The remains of the late Palestinian leader Yasser Arafat were exhumed from his grave today so international forensic experts could search for additional clues to his death.
Just hours after being removed, the corpse was reburied with full military honours.
The exhumation began early today and the remains were taken from the massive mausoleum in the West Bank city of Ramallah where Arafat was buried and moved to a nearby mosque so Palestinian doctors could take samples from his bones.
Since his death in 2004 many in the Arab world believe Arafat, the face of the Palestinian independence struggle for four decades, was killed by Israel. Israel, which saw Arafat as an obstacle to peace, vehemently denies the charges.
Under Islam, only Muslims can handle a Muslim’s remains.
The samples will be handed over to French, Swiss and Russian experts who have flown in for the exhumation and who will examine them in their home countries, the officials said.
Tawfik Tirawi, who heads the Palestinian team investigating the death said Arafat will be reburied the same day with military honors, but the ceremony will be closed to the public, Tirawi told a news conference.

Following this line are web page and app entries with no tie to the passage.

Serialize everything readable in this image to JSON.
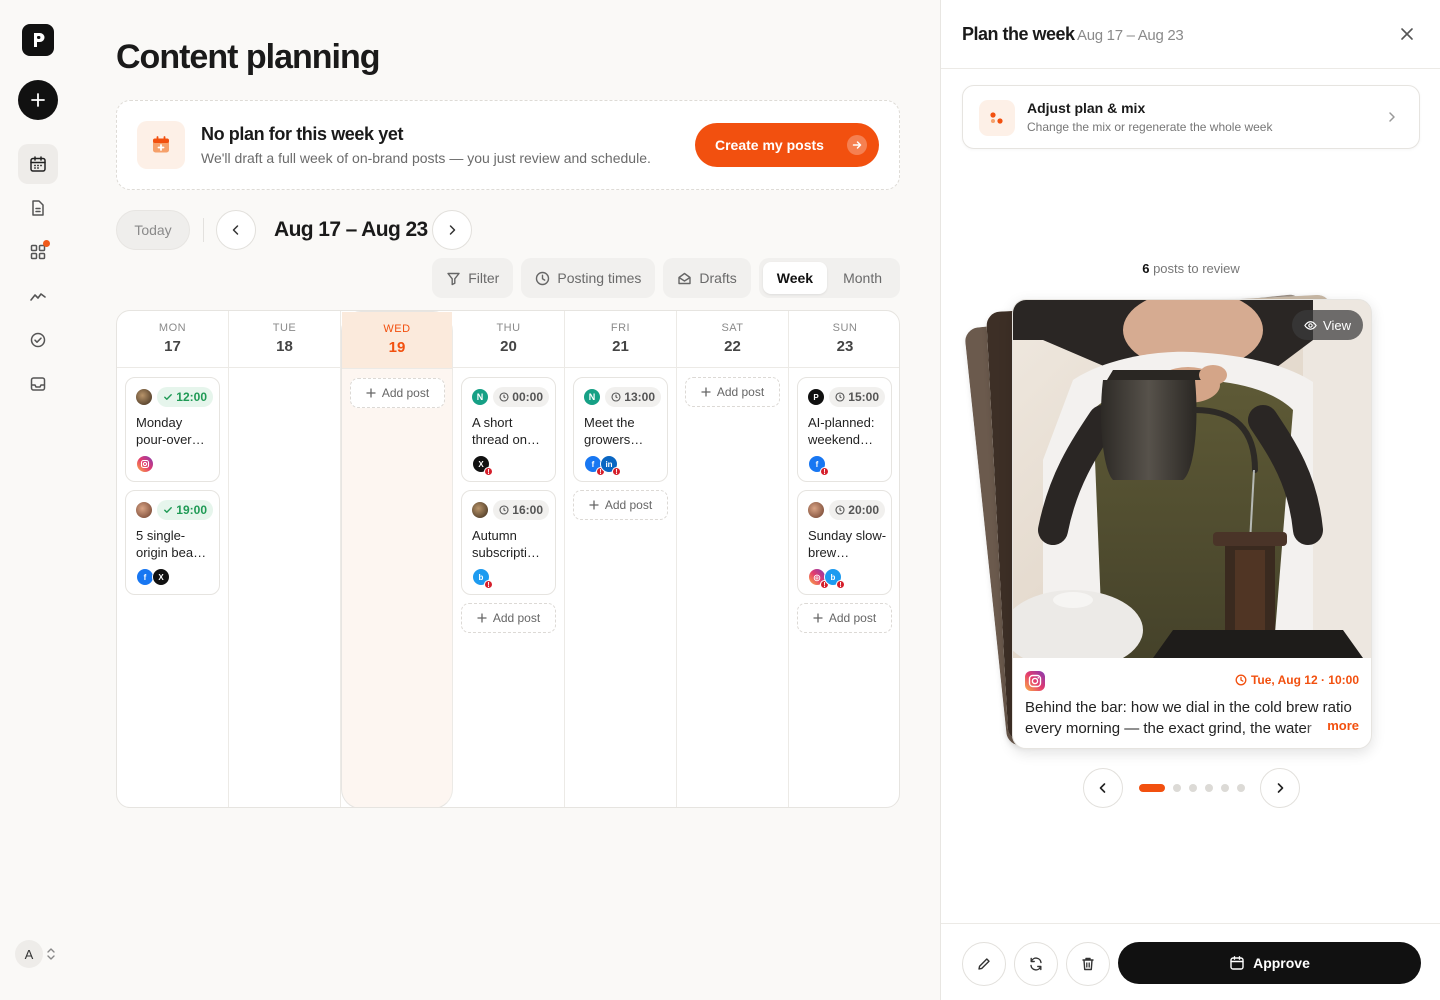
{
  "page": {
    "title": "Content planning"
  },
  "banner": {
    "title": "No plan for this week yet",
    "subtitle": "We'll draft a full week of on-brand posts — you just review and schedule.",
    "cta": "Create my posts"
  },
  "nav": {
    "today": "Today",
    "range": "Aug 17 – Aug 23",
    "filter": "Filter",
    "posting_times": "Posting times",
    "drafts": "Drafts",
    "week": "Week",
    "month": "Month"
  },
  "add_post_label": "Add post",
  "calendar": {
    "days": [
      {
        "name": "MON",
        "num": "17"
      },
      {
        "name": "TUE",
        "num": "18"
      },
      {
        "name": "WED",
        "num": "19"
      },
      {
        "name": "THU",
        "num": "20"
      },
      {
        "name": "FRI",
        "num": "21"
      },
      {
        "name": "SAT",
        "num": "22"
      },
      {
        "name": "SUN",
        "num": "23"
      }
    ],
    "posts": {
      "mon1": {
        "time": "12:00",
        "title": "Monday pour-over…",
        "status": "scheduled"
      },
      "mon2": {
        "time": "19:00",
        "title": "5 single-origin bea…",
        "status": "scheduled"
      },
      "thu1": {
        "time": "00:00",
        "title": "A short thread on…",
        "status": "draft"
      },
      "thu2": {
        "time": "16:00",
        "title": "Autumn subscripti…",
        "status": "draft"
      },
      "fri1": {
        "time": "13:00",
        "title": "Meet the growers…",
        "status": "draft"
      },
      "sun1": {
        "time": "15:00",
        "title": "AI-planned: weekend…",
        "status": "draft"
      },
      "sun2": {
        "time": "20:00",
        "title": "Sunday slow-brew…",
        "status": "draft"
      }
    }
  },
  "panel": {
    "title": "Plan the week",
    "range": "Aug 17 – Aug 23",
    "adjust_title": "Adjust plan & mix",
    "adjust_sub": "Change the mix or regenerate the whole week",
    "review_count": "6",
    "review_label": " posts to review",
    "view": "View",
    "post_time": "Tue, Aug 12 · 10:00",
    "post_text": "Behind the bar: how we dial in the cold brew ratio every morning — the exact grind, the water temperature and the steep time",
    "more": "more",
    "approve": "Approve",
    "page_dots": 6,
    "active_dot": 1
  },
  "colors": {
    "accent": "#f2500f",
    "success": "#1f9a55",
    "dark": "#111111"
  },
  "icons": [
    "logo-icon",
    "plus-icon",
    "calendar-icon",
    "document-icon",
    "apps-icon",
    "analytics-icon",
    "check-circle-icon",
    "inbox-icon",
    "filter-icon",
    "clock-icon",
    "drafts-icon",
    "chevron-left-icon",
    "chevron-right-icon",
    "close-icon",
    "eye-icon",
    "edit-icon",
    "refresh-icon",
    "trash-icon",
    "instagram-icon",
    "facebook-icon",
    "x-icon",
    "linkedin-icon",
    "bluesky-icon"
  ]
}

The whole process is set to take about 10 hours and before the exhumation, the head of the Palestinian committee investigating Arafat’s death, Tawfik al-Tirawi, said no journalists would be allowed to observe the exhumation.

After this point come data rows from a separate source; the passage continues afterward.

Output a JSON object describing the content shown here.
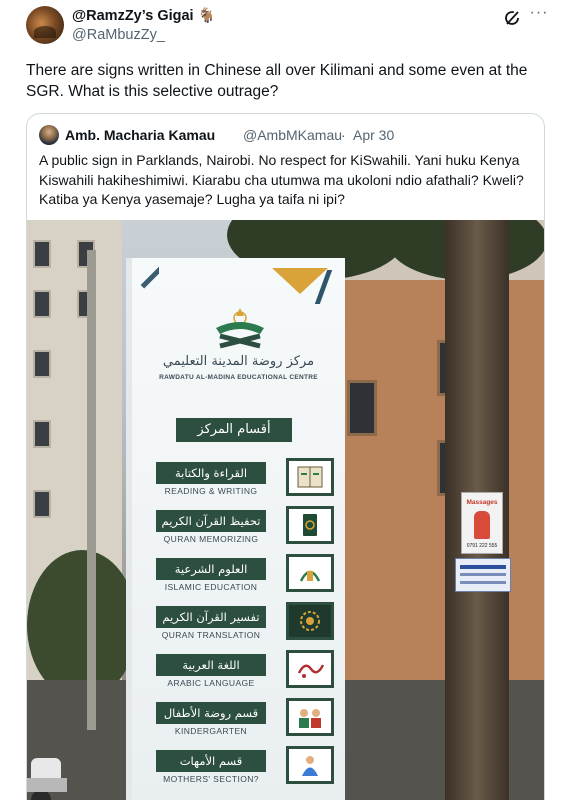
{
  "tweet": {
    "display_name": "@RamzZy’s Gigai 🐐",
    "handle": "@RaMbuzZy_",
    "text": "There are signs written in Chinese all over Kilimani and some even at the SGR. What is this selective outrage?",
    "icons": [
      "grok-icon",
      "more-icon"
    ]
  },
  "quote": {
    "display_name": "Amb. Macharia Kamau",
    "handle": "@AmbMKamau",
    "separator": "·",
    "date": "Apr 30",
    "text": "A public sign in Parklands, Nairobi. No respect for KiSwahili. Yani huku Kenya Kiswahili hakiheshimiwi. Kiarabu cha utumwa ma ukoloni ndio afathali? Kweli? Katiba ya Kenya yasemaje? Lugha ya taifa ni ipi?"
  },
  "sign": {
    "arabic_name": "مركز روضة المدينة التعليمي",
    "latin_name": "RAWDATU AL-MADINA EDUCATIONAL CENTRE",
    "header": "أقسام المركز",
    "departments": [
      {
        "ar": "القراءة والكتابة",
        "en": "READING & WRITING",
        "icon": "book-icon"
      },
      {
        "ar": "تحفيظ القرآن الكريم",
        "en": "QURAN MEMORIZING",
        "icon": "quran-icon"
      },
      {
        "ar": "العلوم الشرعية",
        "en": "ISLAMIC EDUCATION",
        "icon": "lantern-icon"
      },
      {
        "ar": "تفسير القرآن الكريم",
        "en": "QURAN TRANSLATION",
        "icon": "ornament-icon"
      },
      {
        "ar": "اللغة العربية",
        "en": "ARABIC LANGUAGE",
        "icon": "calligraphy-icon"
      },
      {
        "ar": "قسم روضة الأطفال",
        "en": "KINDERGARTEN",
        "icon": "children-icon"
      },
      {
        "ar": "قسم الأمهات",
        "en": "MOTHERS' SECTION?",
        "icon": "mother-icon"
      }
    ]
  },
  "poster": {
    "title": "Massages",
    "phone": "0791 222 555"
  }
}
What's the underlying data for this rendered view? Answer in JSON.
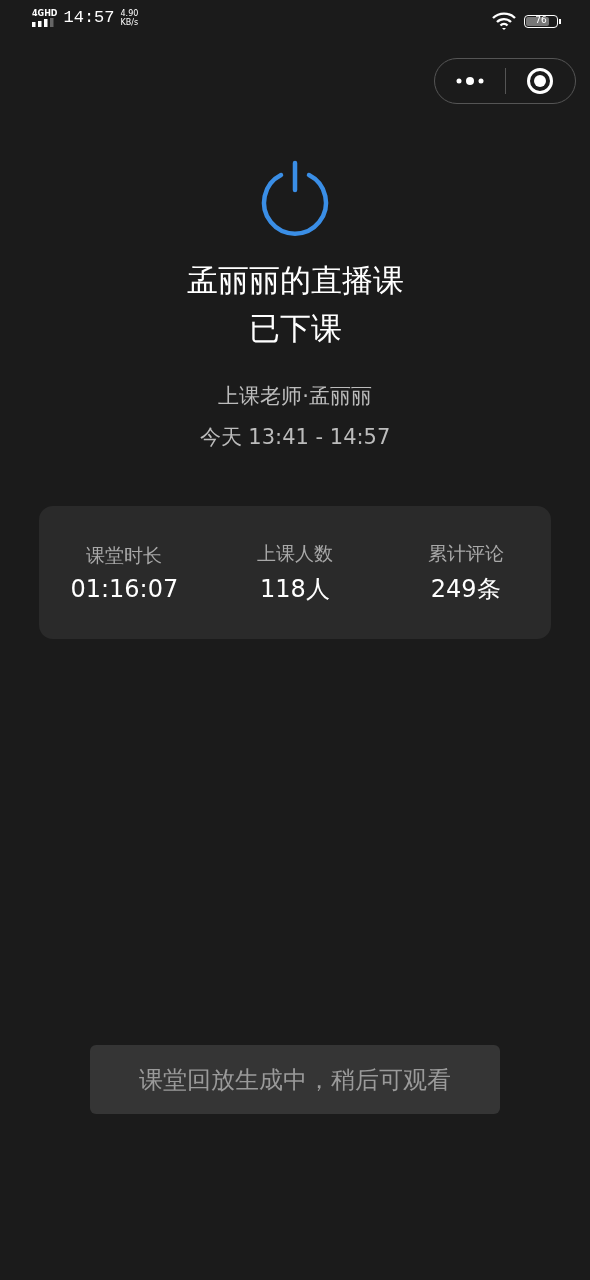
{
  "status_bar": {
    "network": "4G",
    "hd": "HD",
    "time": "14:57",
    "speed": "4.90",
    "speed_unit": "KB/s",
    "battery": {
      "level": 0.76,
      "text": "76"
    }
  },
  "title_lines": [
    "孟丽丽的直播课",
    "已下课"
  ],
  "teacher": "上课老师·孟丽丽",
  "time_range": "今天 13:41 - 14:57",
  "stats": [
    {
      "label": "课堂时长",
      "value": "01:16:07"
    },
    {
      "label": "上课人数",
      "value": "118人"
    },
    {
      "label": "累计评论",
      "value": "249条"
    }
  ],
  "toast": "课堂回放生成中，稍后可观看"
}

He did not specify when results would be announced but said the probe could take months.
Earlier this month, workers began prying open the concrete-encased tomb in Arafat’s former government headquarters in the West Bank city of Ramallah.
The Palestinian Authority, the self-rule government in the West Bank, had hesitated before agreeing to exhume the remains, in part because of cultural and religious sensitivities.

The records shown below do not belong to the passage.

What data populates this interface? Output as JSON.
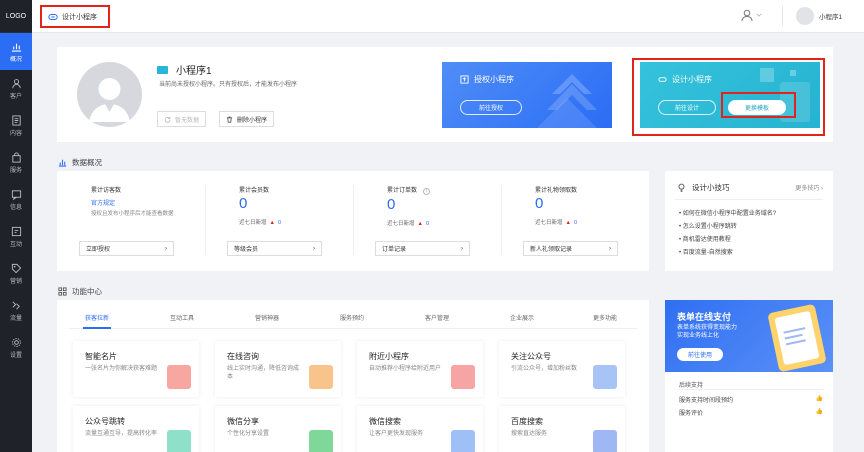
{
  "sidebar": {
    "logo": "LOGO",
    "items": [
      {
        "label": "概况",
        "icon": "chart-icon",
        "active": true
      },
      {
        "label": "客户",
        "icon": "person-icon",
        "active": false
      },
      {
        "label": "内容",
        "icon": "document-icon",
        "active": false
      },
      {
        "label": "服务",
        "icon": "bag-icon",
        "active": false
      },
      {
        "label": "信息",
        "icon": "message-icon",
        "active": false
      },
      {
        "label": "互动",
        "icon": "interaction-icon",
        "active": false
      },
      {
        "label": "营销",
        "icon": "tag-icon",
        "active": false
      },
      {
        "label": "流量",
        "icon": "flow-icon",
        "active": false
      },
      {
        "label": "设置",
        "icon": "gear-icon",
        "active": false
      }
    ]
  },
  "header": {
    "design_tab_label": "设计小程序",
    "user_name": "小程序1"
  },
  "profile": {
    "name": "小程序1",
    "desc": "当前尚未授权小程序。只有授权后，才能发布小程序",
    "pause_btn": "暂无数据",
    "delete_btn": "删除小程序"
  },
  "auth_banner": {
    "title": "授权小程序",
    "button": "前往授权"
  },
  "design_banner": {
    "title": "设计小程序",
    "design_btn": "前往设计",
    "change_btn": "更换模板"
  },
  "data_overview": {
    "title": "数据概况",
    "stats": [
      {
        "label": "累计访客数",
        "value": "",
        "link": "官方规定",
        "note": "授权且发布小程序后才能查看数据",
        "button": "立即授权"
      },
      {
        "label": "累计会员数",
        "value": "0",
        "sub": "近七日新增",
        "delta": "0",
        "button": "等级会员"
      },
      {
        "label": "累计订单数",
        "value": "0",
        "sub": "近七日新增",
        "delta": "0",
        "button": "订单记录"
      },
      {
        "label": "累计礼物领取数",
        "value": "0",
        "sub": "近七日新增",
        "delta": "0",
        "button": "新人礼领取记录"
      }
    ]
  },
  "tips": {
    "title": "设计小技巧",
    "more": "更多技巧",
    "items": [
      "如何在微信小程序中配置业务域名?",
      "怎么设置小程序跳转",
      "商机雷达使用教程",
      "百度流量-自然搜索"
    ]
  },
  "function_center": {
    "title": "功能中心",
    "tabs": [
      "获客拉新",
      "互动工具",
      "营销神器",
      "服务预约",
      "客户管理",
      "企业展示",
      "更多功能"
    ],
    "cards": [
      {
        "title": "智能名片",
        "desc": "一张名片为你解决获客难题",
        "art_color": "#f7a6a0"
      },
      {
        "title": "在线咨询",
        "desc": "线上实时沟通，降低咨询成本",
        "art_color": "#f8c48b"
      },
      {
        "title": "附近小程序",
        "desc": "自动推荐小程序给附近用户",
        "art_color": "#f6a4a4"
      },
      {
        "title": "关注公众号",
        "desc": "引流公众号，增加粉丝数",
        "art_color": "#a8c4f6"
      },
      {
        "title": "公众号跳转",
        "desc": "流量互通互导，提高转化率",
        "art_color": "#8fe0c8"
      },
      {
        "title": "微信分享",
        "desc": "个性化分享设置",
        "art_color": "#7fd89a"
      },
      {
        "title": "微信搜索",
        "desc": "让客户更快发现服务",
        "art_color": "#9ec0f6"
      },
      {
        "title": "百度搜索",
        "desc": "搜索直达服务",
        "art_color": "#9fb8f4"
      }
    ]
  },
  "promo": {
    "title": "表单在线支付",
    "sub_line1": "表单系统获得变现能力",
    "sub_line2": "实现业务线上化",
    "button": "前往使用",
    "section": "后续支持",
    "items": [
      "服务支持时间段预约",
      "服务评价"
    ]
  },
  "colors": {
    "primary": "#2b6df5",
    "sidebar_bg": "#1f2229",
    "highlight_red": "#e2231a",
    "teal": "#35c2dc"
  }
}
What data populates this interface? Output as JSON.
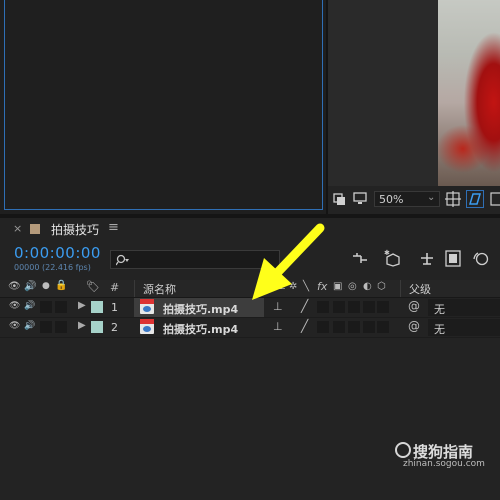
{
  "composition_panel": {
    "zoom": "50%"
  },
  "timeline": {
    "tab_title": "拍摄技巧",
    "timecode": "0:00:00:00",
    "fps_text": "00000 (22.416 fps)",
    "search_placeholder": "",
    "headers": {
      "number": "#",
      "source_name": "源名称",
      "parent": "父级"
    },
    "layers": [
      {
        "number": "1",
        "name": "拍摄技巧.mp4",
        "parent": "无",
        "selected": true
      },
      {
        "number": "2",
        "name": "拍摄技巧.mp4",
        "parent": "无",
        "selected": false
      }
    ]
  },
  "annotation": {
    "arrow_color": "#ffff1a"
  },
  "watermark": {
    "brand": "搜狗指南",
    "url": "zhinan.sogou.com"
  },
  "colors": {
    "accent_blue": "#3b9cf0",
    "label_swatch": "#a6d2c9"
  }
}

Since mid-November, the gravesite has been surrounded with a blue tarpaulin and roads leading to the Arafat mausoleum were closed. Arafat is still widely revered in the Palestinian territories, and Palestinian officials said they don’t want the process observed by media and others.
The new investigation into Arafat’s death was sparked earlier this year by the discovery of a lethal radioactive substance, polonium, on clothing said to be his.
The clothes were provided by Arafat’s widow, Suha, and given to the lab by the Arab satellite TV station Al-Jazeera.
Arafat, who led the Palestine Liberation Organisation for 35 years and became the first president of the Palestinian Authority in 1996, died in November 2004 in a French military hospital, a month after suddenly falling ill.
While the immediate cause of death was a stroke, the underlying source of an illness he suffered in his final weeks has never been clear, leading to persistent speculation in the Arab world that Israel poisoned him. Israel has denied such allegations.
Since his death there have been persistent conspiracy theories that he had cancer, AIDS or was poisoned.
His widow, Suha, objected to a post-mortem at the time, but asked the Palestinian Authority to permit the exhumation ‘to reveal the truth.’
Israeli Foreign Ministry spokesman Yigal Palmor said the Palestinians were free to take all the samples they wanted.
‘We have nothing to fear,’ he said.
‘All the accusations against Israel are completely ridiculous and not based on the slightest bit of evidence.’
The exhumation might not resolve the mystery.
Polonium-210 decomposes rapidly, and some experts say it is not clear whether any remaining samples will be sufficient for testing.
The former Russian spy Alexander Litvinenko died of exposure to polonium-210 in London in 2006. The UK authorities have accused Andrei Lugovoi, an ex-KGB officer, of poisoning his tea.